Live From the NBA Draft: ESPN Embraces Seaport Studios for NBA Draft Coverage; NBA TV Expands Onsite Presence

ESPN’s NBA Draft coverage last night offered up a first as the network produced two simultaneous telecasts: the traditional telecast shown on ESPN from Barclays Center in Brooklyn, and a show emanating from ESPN’s South Street Seaport Studios, The Jump: NBA Draft Special, seen on ESPN2. And for Twitter fans, a special show called On The Clock, featuring analysis and reaction during the first round.

John O’Connor of NBA TV led the network’s efforts at the NBA Draft as it was on site for the second consecutive year.

Patty Mattero, ESPN, operations manager, says that Game Creek Video’s Victory production truck was at the center of the coverage, along with an Avid edit suite where support staff and a producer created content on site. Last year was Mattero’s first working with the NBA on the event, and this year, she says the relationships she has built over the past 12 months are making a difference.

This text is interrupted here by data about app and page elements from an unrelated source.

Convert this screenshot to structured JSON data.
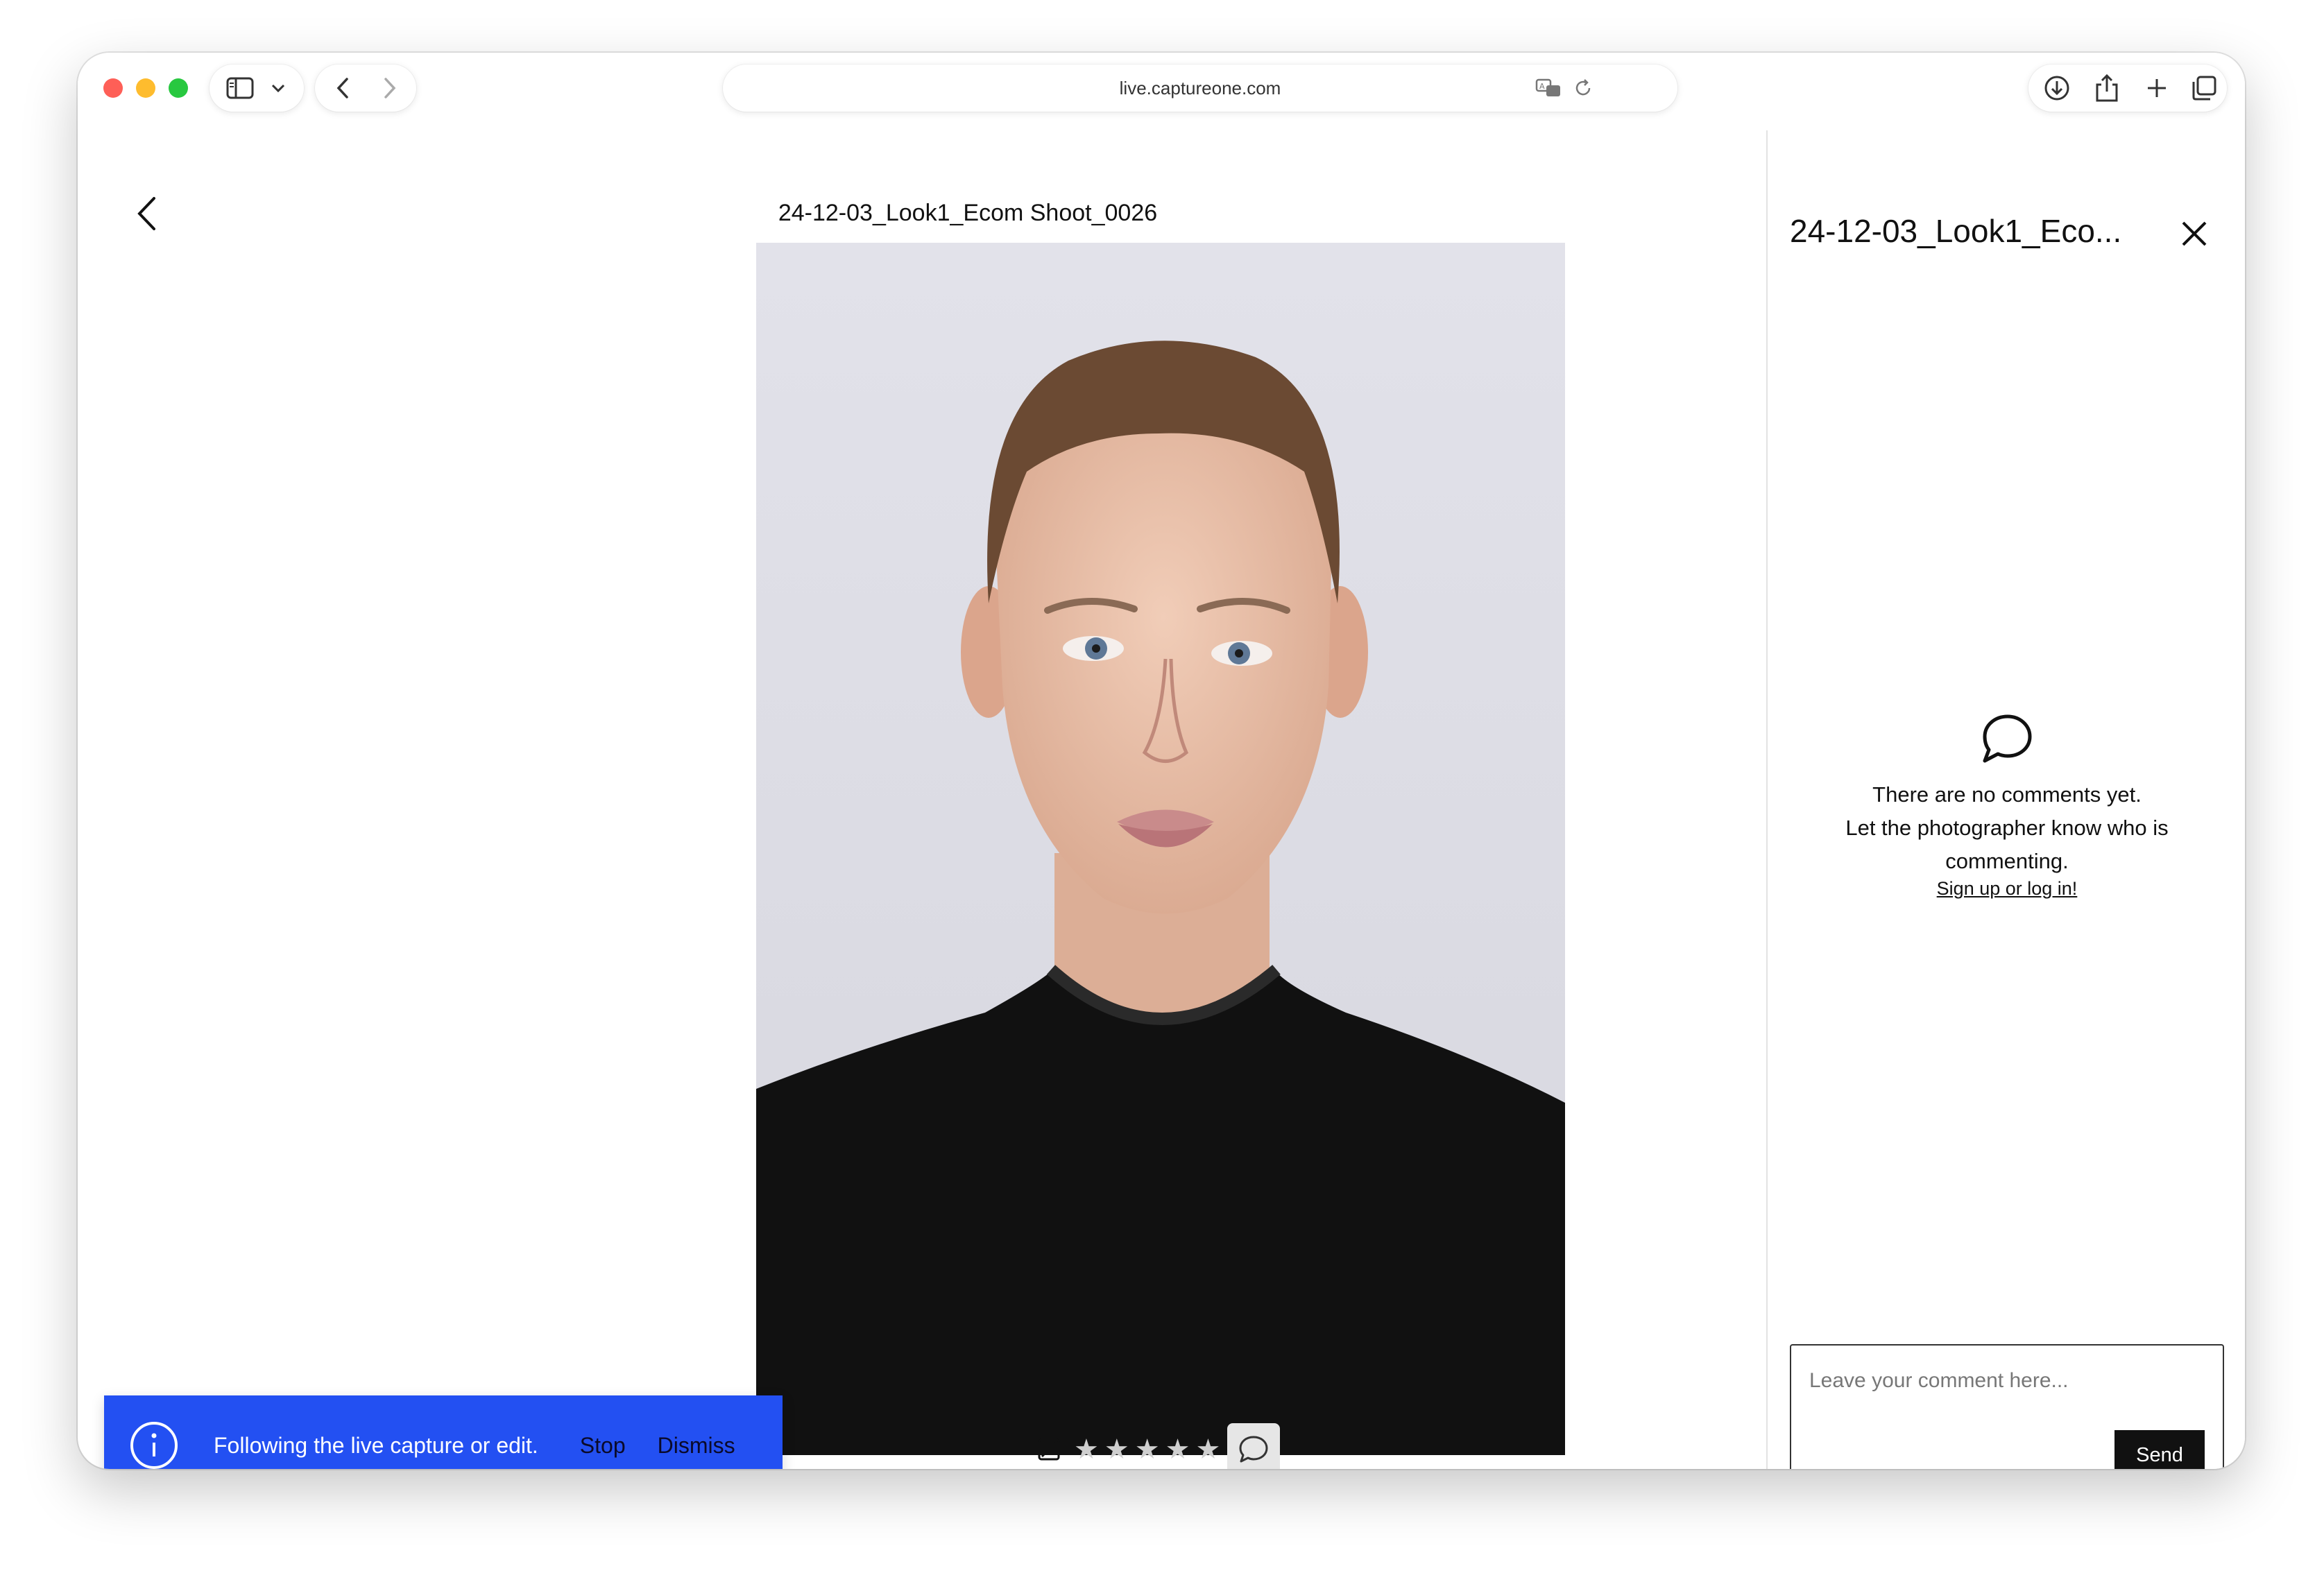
{
  "browser": {
    "url": "live.captureone.com",
    "icons": [
      "sidebar-icon",
      "chevron-down-icon",
      "back-arrow-icon",
      "forward-arrow-icon",
      "translate-icon",
      "reload-icon",
      "download-icon",
      "share-icon",
      "new-tab-icon",
      "tabs-overview-icon"
    ]
  },
  "viewer": {
    "image_title": "24-12-03_Look1_Ecom Shoot_0026",
    "photo_alt": "Portrait of a young man with short brown hair wearing a black t-shirt against a light grey background",
    "rating": {
      "value": 0,
      "max": 5
    },
    "star_glyph": "★"
  },
  "side_panel": {
    "title": "24-12-03_Look1_Eco...",
    "empty_line1": "There are no comments yet.",
    "empty_line2": "Let the photographer know who is",
    "empty_line3": "commenting.",
    "signup_link": "Sign up or log in!",
    "comment_placeholder": "Leave your comment here...",
    "send_label": "Send"
  },
  "toast": {
    "message": "Following the live capture or edit.",
    "stop_label": "Stop",
    "dismiss_label": "Dismiss"
  },
  "colors": {
    "toast_bg": "#2350f2",
    "send_bg": "#111111",
    "star_inactive": "#cfcfcf"
  }
}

“It’s a great working environment for collaboration on all current and future projects, as well as mutual goals,” she says.

It also marks a second opportunity to oversee operations at the same venue, something Mattero says is always an advantage for planning logistical components and the production set up. But ESPN isn’t sitting back from a creative standpoint.

“We always try for a ‘fresh look’ or new approach to make the show more interesting and engaging,” she says. “[Figuring out] how we can make things better while creating efficiencies is always a good goal to have, whether we start with a clean slate or return to the same venue year after year.”

From a production standpoint, one fresh change is that two stage locations have been consolidated into one, with the main set now incorporating the touchscreen that was on the second stage last year. A second RF handheld and an RF Steadicam systems have been added, as well as several Marshall POVs and a couple of Qball tabletop cameras.

NBA TV was also on hand for the second year in a row, and John O’Connor, VP, executive producer of content for NBA TV, says the team was looking to build on last year with an expanded social team that operated out of the NEP TS2B unit (O’Connor and the main production team were in NEP’s TS2A unit).

“For the NBA Finals, our social team was in Atlanta and that worked great, but this operation is so big and important that we need to have the people on site,” he says. “There are a lot of moving parts, and it is safer this way as everyone knows what is going on. The social team is in their own truck producing their own broadcast with tweets and reaction.”

O’Connor says NBA TV looked to differentiate its content by pushing the draft pick story forward rather than looking back at the player’s college career.

“What are the teams going to do with their draft picks, what do they do to the NBA landscape, and what will be the immediate changes as we look forward?” he says. “We don’t have the rights to show the picks, as ESPN has that, so we also have vignettes that talk about what the team did this year, or historical vignettes.”

While ESPN’s set was down on the floor of Barclays Center, the NBA TV contingent was located on the second level. Reporter Jarrod Greenberg was on the floor for interviews while another reporter, Trey Kerby, was roaming the stands with fans, getting their reactions to the players selected. It’s all a massive step forward for NBA TV which, before last year, was not on site.

“We’re able to get in the building and do some stuff here to garner attention in a different way,” says O’Connor. “Guests like NBA greats David Robinson and Vince Carter and college superstar coaches like John Calipari and Tom Izzo also stopped by. And with NBA TV going commercial-free for the first 14 picks, there was plenty of time for talk and fresh analysis.”

Password must contain the following:

A lowercase letter

A capital (uppercase) letter

A number

Minimum 8 characters